Your instructions:
Please copy every line from the records below that contains the string "射手步枪".

Dataset items
########################################

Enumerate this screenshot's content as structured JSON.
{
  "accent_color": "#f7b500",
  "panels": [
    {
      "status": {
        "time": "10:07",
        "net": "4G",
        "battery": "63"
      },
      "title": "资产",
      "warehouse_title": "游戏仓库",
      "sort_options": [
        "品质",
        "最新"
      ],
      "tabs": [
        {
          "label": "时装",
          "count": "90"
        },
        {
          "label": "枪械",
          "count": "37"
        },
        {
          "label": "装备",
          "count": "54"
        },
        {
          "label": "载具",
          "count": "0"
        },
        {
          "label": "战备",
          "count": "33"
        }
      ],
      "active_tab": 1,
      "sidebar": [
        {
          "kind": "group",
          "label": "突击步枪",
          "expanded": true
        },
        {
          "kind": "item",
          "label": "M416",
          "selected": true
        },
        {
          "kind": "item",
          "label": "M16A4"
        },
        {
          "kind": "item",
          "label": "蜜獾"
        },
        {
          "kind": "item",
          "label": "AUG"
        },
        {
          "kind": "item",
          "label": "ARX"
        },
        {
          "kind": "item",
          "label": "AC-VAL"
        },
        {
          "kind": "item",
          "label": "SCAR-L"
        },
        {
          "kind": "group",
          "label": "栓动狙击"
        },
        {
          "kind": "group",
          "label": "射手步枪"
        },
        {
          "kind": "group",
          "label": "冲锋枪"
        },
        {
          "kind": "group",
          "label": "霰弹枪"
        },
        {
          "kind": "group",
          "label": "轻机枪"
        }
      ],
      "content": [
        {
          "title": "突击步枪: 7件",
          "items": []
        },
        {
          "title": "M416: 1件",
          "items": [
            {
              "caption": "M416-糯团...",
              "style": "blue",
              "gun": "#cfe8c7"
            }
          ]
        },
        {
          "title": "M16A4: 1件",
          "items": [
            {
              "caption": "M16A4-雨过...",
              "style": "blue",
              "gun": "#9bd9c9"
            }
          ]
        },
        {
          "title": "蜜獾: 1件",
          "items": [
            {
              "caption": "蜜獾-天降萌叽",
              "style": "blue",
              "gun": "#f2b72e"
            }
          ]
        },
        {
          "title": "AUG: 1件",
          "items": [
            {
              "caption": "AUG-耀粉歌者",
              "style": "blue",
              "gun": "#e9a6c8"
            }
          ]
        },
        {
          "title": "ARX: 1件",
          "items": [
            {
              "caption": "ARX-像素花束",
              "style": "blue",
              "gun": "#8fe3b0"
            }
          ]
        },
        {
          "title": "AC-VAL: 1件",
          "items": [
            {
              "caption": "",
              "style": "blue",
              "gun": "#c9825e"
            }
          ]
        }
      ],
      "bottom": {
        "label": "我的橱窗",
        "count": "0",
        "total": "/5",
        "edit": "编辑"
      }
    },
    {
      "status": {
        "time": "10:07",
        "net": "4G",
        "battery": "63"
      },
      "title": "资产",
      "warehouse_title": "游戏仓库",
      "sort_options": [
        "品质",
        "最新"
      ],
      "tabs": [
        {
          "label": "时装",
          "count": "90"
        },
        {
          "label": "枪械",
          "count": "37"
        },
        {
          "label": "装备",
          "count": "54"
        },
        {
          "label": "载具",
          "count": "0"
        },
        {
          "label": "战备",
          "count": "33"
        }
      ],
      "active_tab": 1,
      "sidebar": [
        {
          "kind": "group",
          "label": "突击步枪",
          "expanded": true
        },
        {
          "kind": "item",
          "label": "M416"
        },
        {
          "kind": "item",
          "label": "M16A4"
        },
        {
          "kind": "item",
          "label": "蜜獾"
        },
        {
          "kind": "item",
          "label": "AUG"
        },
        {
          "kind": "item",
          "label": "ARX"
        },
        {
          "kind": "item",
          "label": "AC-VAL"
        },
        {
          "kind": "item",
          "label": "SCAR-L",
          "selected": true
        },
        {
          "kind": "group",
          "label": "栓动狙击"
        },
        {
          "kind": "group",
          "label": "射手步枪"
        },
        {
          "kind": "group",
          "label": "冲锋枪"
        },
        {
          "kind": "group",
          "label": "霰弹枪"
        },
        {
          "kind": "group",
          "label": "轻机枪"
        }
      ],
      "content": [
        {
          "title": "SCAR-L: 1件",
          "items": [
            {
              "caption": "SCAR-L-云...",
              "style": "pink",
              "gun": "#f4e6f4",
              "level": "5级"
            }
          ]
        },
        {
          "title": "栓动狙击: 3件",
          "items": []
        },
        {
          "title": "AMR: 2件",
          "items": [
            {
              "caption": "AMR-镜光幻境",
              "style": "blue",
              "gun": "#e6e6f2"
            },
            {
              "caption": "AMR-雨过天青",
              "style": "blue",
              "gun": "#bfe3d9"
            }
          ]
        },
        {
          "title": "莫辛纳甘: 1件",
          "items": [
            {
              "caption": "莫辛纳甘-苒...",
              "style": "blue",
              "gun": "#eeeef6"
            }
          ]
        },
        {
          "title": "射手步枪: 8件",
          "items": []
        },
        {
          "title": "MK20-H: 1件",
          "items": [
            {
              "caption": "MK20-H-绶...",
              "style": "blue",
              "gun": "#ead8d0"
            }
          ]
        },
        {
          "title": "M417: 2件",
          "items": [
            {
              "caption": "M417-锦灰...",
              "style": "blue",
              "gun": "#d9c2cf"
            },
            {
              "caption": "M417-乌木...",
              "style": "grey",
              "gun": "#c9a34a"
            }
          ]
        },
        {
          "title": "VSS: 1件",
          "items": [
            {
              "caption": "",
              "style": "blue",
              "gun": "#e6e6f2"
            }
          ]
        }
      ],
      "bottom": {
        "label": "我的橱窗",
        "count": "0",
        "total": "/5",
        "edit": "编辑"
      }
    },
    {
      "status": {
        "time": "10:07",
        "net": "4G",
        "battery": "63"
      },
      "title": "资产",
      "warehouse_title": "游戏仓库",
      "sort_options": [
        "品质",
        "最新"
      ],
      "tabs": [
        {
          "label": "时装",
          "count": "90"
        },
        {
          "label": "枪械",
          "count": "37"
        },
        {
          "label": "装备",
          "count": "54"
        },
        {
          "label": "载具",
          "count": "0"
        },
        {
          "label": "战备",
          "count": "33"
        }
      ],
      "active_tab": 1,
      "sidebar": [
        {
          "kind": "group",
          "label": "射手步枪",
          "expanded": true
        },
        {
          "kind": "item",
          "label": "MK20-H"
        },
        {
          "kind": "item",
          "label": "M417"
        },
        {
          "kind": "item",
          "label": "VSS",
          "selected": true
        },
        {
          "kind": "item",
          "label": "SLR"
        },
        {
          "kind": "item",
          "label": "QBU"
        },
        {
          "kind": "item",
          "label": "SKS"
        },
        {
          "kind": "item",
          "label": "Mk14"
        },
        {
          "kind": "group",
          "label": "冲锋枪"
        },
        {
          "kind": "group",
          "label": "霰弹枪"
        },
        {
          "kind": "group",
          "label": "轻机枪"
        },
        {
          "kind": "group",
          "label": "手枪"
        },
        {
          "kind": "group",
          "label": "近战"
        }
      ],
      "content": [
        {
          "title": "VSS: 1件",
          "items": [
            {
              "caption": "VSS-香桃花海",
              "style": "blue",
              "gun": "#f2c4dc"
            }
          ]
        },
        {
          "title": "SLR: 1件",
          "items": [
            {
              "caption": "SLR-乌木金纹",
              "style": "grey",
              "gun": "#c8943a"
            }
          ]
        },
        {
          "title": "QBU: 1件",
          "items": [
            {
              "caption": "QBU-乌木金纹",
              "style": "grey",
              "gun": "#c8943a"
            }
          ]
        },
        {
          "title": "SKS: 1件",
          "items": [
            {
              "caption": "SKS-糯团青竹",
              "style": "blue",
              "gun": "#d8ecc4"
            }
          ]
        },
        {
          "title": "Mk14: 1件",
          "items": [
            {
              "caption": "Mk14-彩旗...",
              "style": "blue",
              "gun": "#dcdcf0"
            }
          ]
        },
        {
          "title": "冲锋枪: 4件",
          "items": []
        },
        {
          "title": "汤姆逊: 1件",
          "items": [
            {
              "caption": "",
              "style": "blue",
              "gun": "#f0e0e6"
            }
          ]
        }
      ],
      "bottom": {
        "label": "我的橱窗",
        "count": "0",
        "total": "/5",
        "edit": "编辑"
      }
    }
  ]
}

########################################

Your solution:
          "label": "射手步枪"
          "label": "射手步枪"
          "title": "射手步枪: 8件",
          "label": "射手步枪",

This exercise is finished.